> _TASK INSTRUCTIONS_:
Word for word, copy the lines from the one with "Serialize everything readable" to the last line of the data below, counting both, and keep every picture out.
======== INPUT DATA ========
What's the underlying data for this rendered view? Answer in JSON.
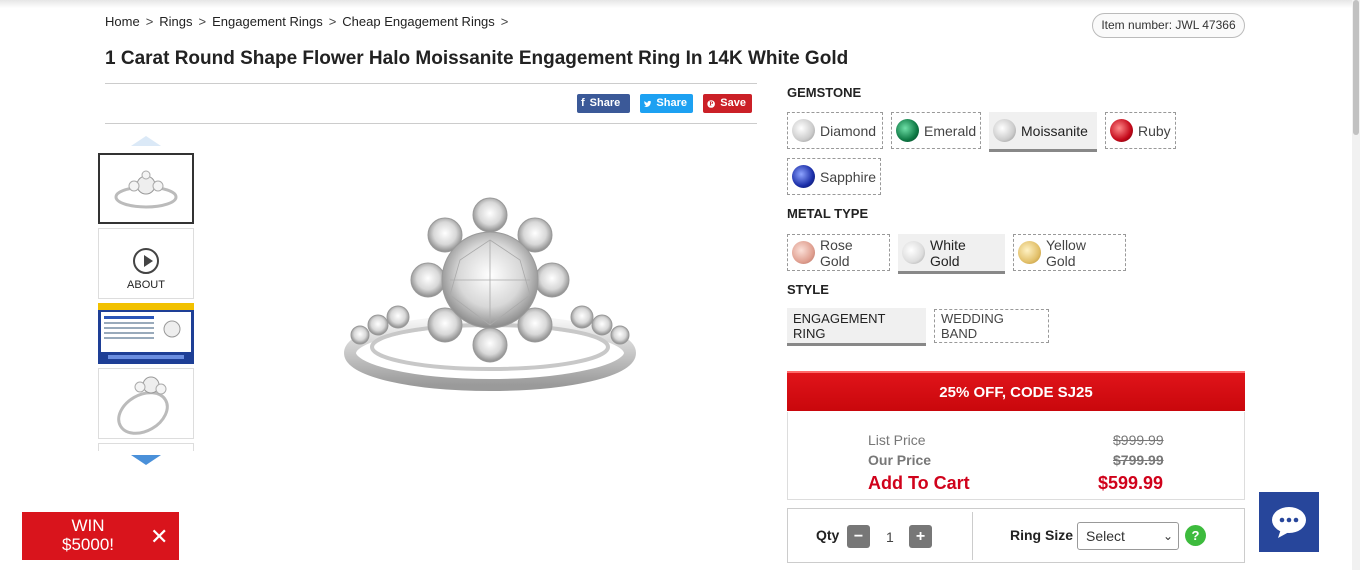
{
  "breadcrumb": [
    "Home",
    "Rings",
    "Engagement Rings",
    "Cheap Engagement Rings"
  ],
  "breadcrumb_sep": ">",
  "item_number": "Item number: JWL 47366",
  "title": "1 Carat Round Shape Flower Halo Moissanite Engagement Ring In 14K White Gold",
  "share": {
    "facebook": "Share",
    "twitter": "Share",
    "pinterest": "Save"
  },
  "thumbnails": {
    "about": "ABOUT"
  },
  "gemstone": {
    "label": "GEMSTONE",
    "options": [
      "Diamond",
      "Emerald",
      "Moissanite",
      "Ruby",
      "Sapphire"
    ],
    "selected": "Moissanite"
  },
  "metal": {
    "label": "METAL TYPE",
    "options": [
      "Rose Gold",
      "White Gold",
      "Yellow Gold"
    ],
    "selected": "White Gold"
  },
  "style": {
    "label": "STYLE",
    "options": [
      "ENGAGEMENT RING",
      "WEDDING BAND"
    ],
    "selected": "ENGAGEMENT RING"
  },
  "promo": "25% OFF, CODE SJ25",
  "price": {
    "list_label": "List Price",
    "list_value": "$999.99",
    "our_label": "Our Price",
    "our_value": "$799.99",
    "cart_label": "Add To Cart",
    "cart_value": "$599.99"
  },
  "qty": {
    "label": "Qty",
    "value": "1",
    "minus": "−",
    "plus": "+"
  },
  "ring_size": {
    "label": "Ring Size",
    "selected": "Select",
    "help": "?"
  },
  "win_banner": {
    "line1": "WIN",
    "line2": "$5000!",
    "close": "✕"
  },
  "colors": {
    "promo_red": "#d9141c",
    "price_red": "#d0021b",
    "chat_blue": "#27469b"
  }
}
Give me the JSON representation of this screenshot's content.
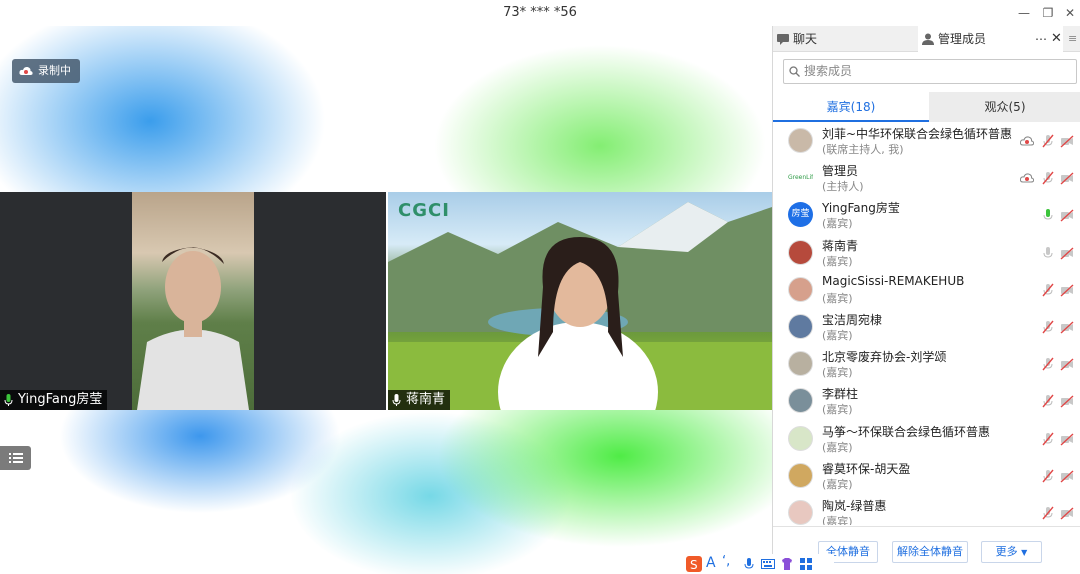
{
  "window": {
    "title": "73* *** *56"
  },
  "stage": {
    "recording_label": "录制中",
    "left_video": {
      "name": "YingFang房莹"
    },
    "right_video": {
      "name": "蒋南青",
      "logo_text": "CGCI"
    }
  },
  "panel": {
    "tabs": [
      {
        "label": "聊天"
      },
      {
        "label": "管理成员"
      }
    ],
    "search_placeholder": "搜索成员",
    "subtabs": [
      {
        "label": "嘉宾(18)"
      },
      {
        "label": "观众(5)"
      }
    ],
    "members": [
      {
        "name": "刘菲~中华环保联合会绿色循环普惠",
        "role": "(联席主持人, 我)",
        "avatar_color": "#c9b9a8",
        "avatar_text": ""
      },
      {
        "name": "管理员",
        "role": "(主持人)",
        "avatar_color": "#ffffff",
        "avatar_text": "GreenLife"
      },
      {
        "name": "YingFang房莹",
        "role": "(嘉宾)",
        "avatar_color": "#1e6fe6",
        "avatar_text": "房莹"
      },
      {
        "name": "蒋南青",
        "role": "(嘉宾)",
        "avatar_color": "#b64a3c",
        "avatar_text": ""
      },
      {
        "name": "MagicSissi-REMAKEHUB",
        "role": "(嘉宾)",
        "avatar_color": "#d6a08c",
        "avatar_text": ""
      },
      {
        "name": "宝洁周宛棣",
        "role": "(嘉宾)",
        "avatar_color": "#5f7aa0",
        "avatar_text": ""
      },
      {
        "name": "北京零废弃协会-刘学颂",
        "role": "(嘉宾)",
        "avatar_color": "#b8b0a0",
        "avatar_text": ""
      },
      {
        "name": "李群柱",
        "role": "(嘉宾)",
        "avatar_color": "#7a8f9a",
        "avatar_text": ""
      },
      {
        "name": "马筝～环保联合会绿色循环普惠",
        "role": "(嘉宾)",
        "avatar_color": "#d8e6c8",
        "avatar_text": ""
      },
      {
        "name": "睿莫环保-胡天盈",
        "role": "(嘉宾)",
        "avatar_color": "#d0a860",
        "avatar_text": ""
      },
      {
        "name": "陶岚-绿普惠",
        "role": "(嘉宾)",
        "avatar_color": "#e8c8c0",
        "avatar_text": ""
      }
    ],
    "footer": {
      "mute_all": "全体静音",
      "unmute_all": "解除全体静音",
      "more": "更多"
    }
  },
  "ime": {
    "label": "A"
  },
  "colors": {
    "accent": "#1f6fe0",
    "mute_red": "#e04848",
    "mic_green": "#3cc43c"
  }
}
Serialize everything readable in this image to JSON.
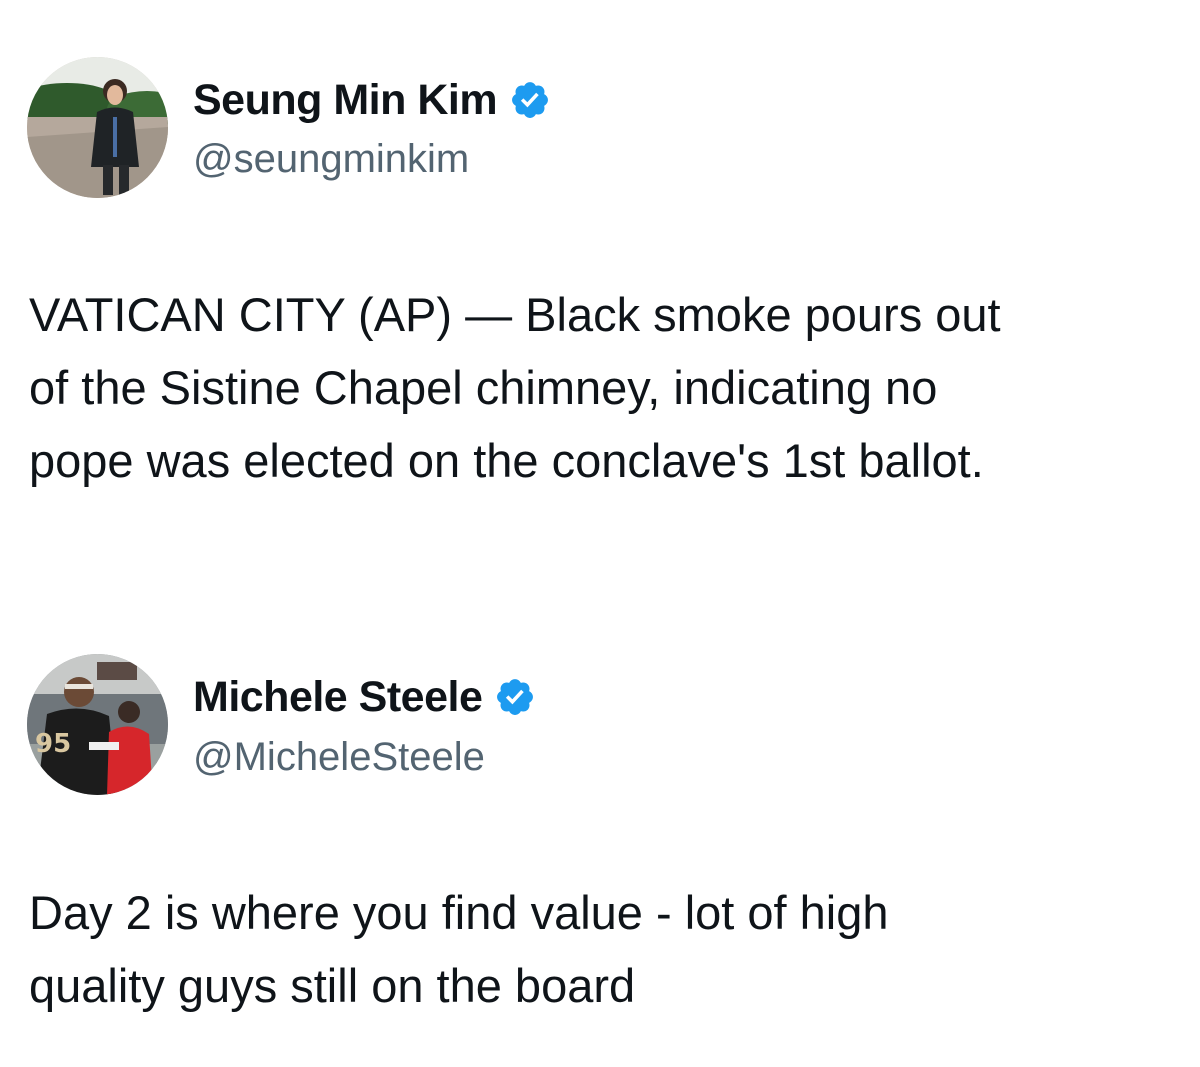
{
  "tweets": [
    {
      "display_name": "Seung Min Kim",
      "handle": "@seungminkim",
      "verified": true,
      "avatar_icon": "profile-photo-icon",
      "text": "VATICAN CITY (AP) — Black smoke pours out\nof the Sistine Chapel chimney, indicating no\npope was elected on the conclave's 1st ballot."
    },
    {
      "display_name": "Michele Steele",
      "handle": "@MicheleSteele",
      "verified": true,
      "avatar_icon": "profile-photo-icon",
      "text": "Day 2 is where you find value -  lot of high\nquality guys still on the board"
    }
  ],
  "colors": {
    "verified_badge": "#1d9bf0",
    "name": "#0f1419",
    "handle": "#536471",
    "background": "#ffffff"
  }
}
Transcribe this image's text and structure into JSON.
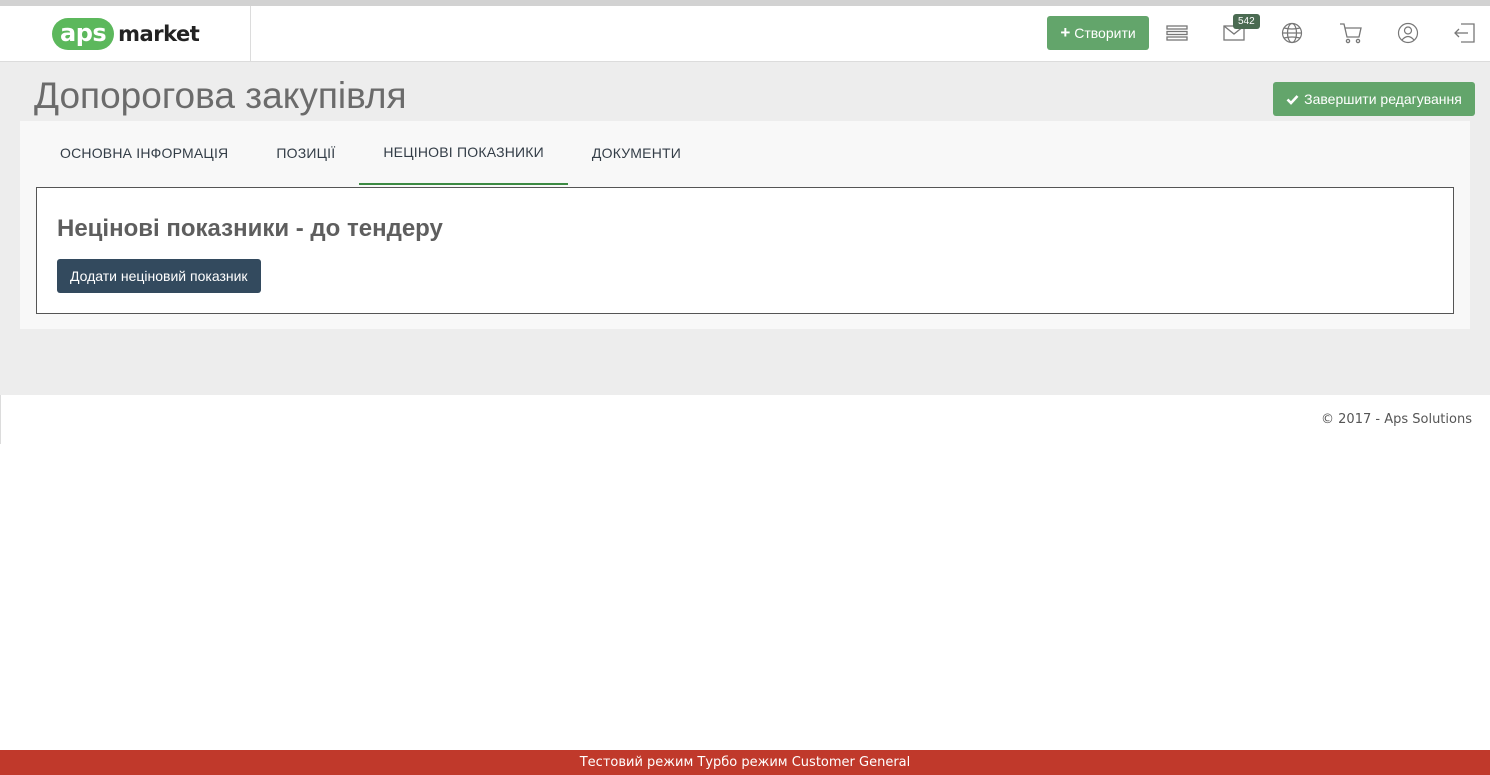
{
  "header": {
    "logo": {
      "brand": "aps",
      "word": "market"
    },
    "create_label": "Створити",
    "messages_badge": "542",
    "icons": [
      "list-icon",
      "mail-icon",
      "globe-icon",
      "cart-icon",
      "user-icon",
      "logout-icon"
    ]
  },
  "page": {
    "title": "Допорогова закупівля",
    "finish_label": "Завершити редагування"
  },
  "tabs": [
    {
      "label": "ОСНОВНА ІНФОРМАЦІЯ",
      "active": false
    },
    {
      "label": "ПОЗИЦІЇ",
      "active": false
    },
    {
      "label": "НЕЦІНОВІ ПОКАЗНИКИ",
      "active": true
    },
    {
      "label": "ДОКУМЕНТИ",
      "active": false
    }
  ],
  "section": {
    "title": "Нецінові показники - до тендеру",
    "add_label": "Додати неціновий показник"
  },
  "footer": {
    "copyright": "© 2017 - Aps Solutions"
  },
  "status_bar": {
    "text": "Тестовий режим Турбо режим Customer General"
  },
  "colors": {
    "accent": "#63a56b",
    "dark_button": "#334a5e",
    "status_bar": "#c0392b"
  }
}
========
> _EXERCISE ANSWER_:
Serialize everything readable in this image to JSON.
{
  "tweets": [
    {
      "display_name": "Seung Min Kim",
      "handle": "@seungminkim",
      "verified": true,
      "avatar_icon": "profile-photo-icon",
      "text": "VATICAN CITY (AP) — Black smoke pours out\nof the Sistine Chapel chimney, indicating no\npope was elected on the conclave's 1st ballot."
    },
    {
      "display_name": "Michele Steele",
      "handle": "@MicheleSteele",
      "verified": true,
      "avatar_icon": "profile-photo-icon",
      "text": "Day 2 is where you find value -  lot of high\nquality guys still on the board"
    }
  ],
  "colors": {
    "verified_badge": "#1d9bf0",
    "name": "#0f1419",
    "handle": "#536471",
    "background": "#ffffff"
  }
}
Transcribe this image's text and structure into JSON.
{
  "header": {
    "logo": {
      "brand": "aps",
      "word": "market"
    },
    "create_label": "Створити",
    "messages_badge": "542",
    "icons": [
      "list-icon",
      "mail-icon",
      "globe-icon",
      "cart-icon",
      "user-icon",
      "logout-icon"
    ]
  },
  "page": {
    "title": "Допорогова закупівля",
    "finish_label": "Завершити редагування"
  },
  "tabs": [
    {
      "label": "ОСНОВНА ІНФОРМАЦІЯ",
      "active": false
    },
    {
      "label": "ПОЗИЦІЇ",
      "active": false
    },
    {
      "label": "НЕЦІНОВІ ПОКАЗНИКИ",
      "active": true
    },
    {
      "label": "ДОКУМЕНТИ",
      "active": false
    }
  ],
  "section": {
    "title": "Нецінові показники - до тендеру",
    "add_label": "Додати неціновий показник"
  },
  "footer": {
    "copyright": "© 2017 - Aps Solutions"
  },
  "status_bar": {
    "text": "Тестовий режим Турбо режим Customer General"
  },
  "colors": {
    "accent": "#63a56b",
    "dark_button": "#334a5e",
    "status_bar": "#c0392b"
  }
}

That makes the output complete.